Whenever a line below holds the word "content", count it; then give the total and nothing else.

━━ RECORDS PROVIDED ━━

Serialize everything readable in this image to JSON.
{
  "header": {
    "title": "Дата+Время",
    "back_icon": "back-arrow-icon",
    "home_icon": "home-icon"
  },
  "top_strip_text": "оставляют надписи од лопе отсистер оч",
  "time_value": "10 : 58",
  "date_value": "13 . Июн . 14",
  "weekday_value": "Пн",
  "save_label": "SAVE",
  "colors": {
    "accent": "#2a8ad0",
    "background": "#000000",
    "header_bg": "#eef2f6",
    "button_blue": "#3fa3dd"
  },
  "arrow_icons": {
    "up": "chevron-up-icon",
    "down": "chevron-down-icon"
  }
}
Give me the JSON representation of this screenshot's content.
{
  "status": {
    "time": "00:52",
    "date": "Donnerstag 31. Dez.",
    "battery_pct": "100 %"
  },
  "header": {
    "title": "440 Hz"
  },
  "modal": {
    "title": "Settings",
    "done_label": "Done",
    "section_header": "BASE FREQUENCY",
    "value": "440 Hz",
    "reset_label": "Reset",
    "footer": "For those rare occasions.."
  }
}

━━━
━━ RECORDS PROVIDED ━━

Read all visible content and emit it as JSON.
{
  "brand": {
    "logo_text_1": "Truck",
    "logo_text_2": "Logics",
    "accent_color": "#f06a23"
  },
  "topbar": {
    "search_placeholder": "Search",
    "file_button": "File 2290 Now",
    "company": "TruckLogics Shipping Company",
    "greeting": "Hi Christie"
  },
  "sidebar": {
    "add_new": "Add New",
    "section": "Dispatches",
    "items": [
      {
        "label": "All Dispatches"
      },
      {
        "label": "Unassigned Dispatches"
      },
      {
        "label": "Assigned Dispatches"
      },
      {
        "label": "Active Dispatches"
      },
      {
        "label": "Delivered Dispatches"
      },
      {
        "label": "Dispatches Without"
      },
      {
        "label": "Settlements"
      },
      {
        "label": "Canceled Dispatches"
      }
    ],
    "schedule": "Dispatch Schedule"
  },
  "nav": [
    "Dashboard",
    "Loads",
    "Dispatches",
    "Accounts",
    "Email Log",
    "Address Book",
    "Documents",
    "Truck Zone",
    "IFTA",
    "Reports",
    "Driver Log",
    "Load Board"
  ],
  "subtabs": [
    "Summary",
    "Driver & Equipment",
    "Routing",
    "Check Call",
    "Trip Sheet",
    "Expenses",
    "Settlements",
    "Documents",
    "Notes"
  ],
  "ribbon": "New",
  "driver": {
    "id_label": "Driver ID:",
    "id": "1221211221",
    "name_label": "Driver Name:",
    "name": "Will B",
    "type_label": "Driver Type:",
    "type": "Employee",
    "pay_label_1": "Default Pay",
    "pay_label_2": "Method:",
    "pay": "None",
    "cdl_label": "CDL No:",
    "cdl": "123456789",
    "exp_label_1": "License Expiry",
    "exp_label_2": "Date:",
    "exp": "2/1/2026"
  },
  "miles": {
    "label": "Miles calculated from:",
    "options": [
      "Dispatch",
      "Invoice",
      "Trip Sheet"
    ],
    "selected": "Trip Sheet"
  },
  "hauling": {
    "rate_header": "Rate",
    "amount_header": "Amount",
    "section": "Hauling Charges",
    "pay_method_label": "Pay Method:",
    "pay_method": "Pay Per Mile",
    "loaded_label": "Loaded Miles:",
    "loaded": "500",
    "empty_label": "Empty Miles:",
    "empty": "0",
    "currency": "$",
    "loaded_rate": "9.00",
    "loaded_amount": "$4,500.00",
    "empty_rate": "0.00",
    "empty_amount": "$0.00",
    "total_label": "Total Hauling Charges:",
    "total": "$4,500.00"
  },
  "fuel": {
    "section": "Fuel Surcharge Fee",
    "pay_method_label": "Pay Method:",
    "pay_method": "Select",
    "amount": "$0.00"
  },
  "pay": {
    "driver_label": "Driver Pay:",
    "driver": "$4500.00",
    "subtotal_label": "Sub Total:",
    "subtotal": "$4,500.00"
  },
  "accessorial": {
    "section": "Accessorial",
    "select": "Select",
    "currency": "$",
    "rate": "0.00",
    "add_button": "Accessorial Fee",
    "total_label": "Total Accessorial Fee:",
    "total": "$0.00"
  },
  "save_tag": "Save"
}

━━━

EXPECTED ANSWER = 2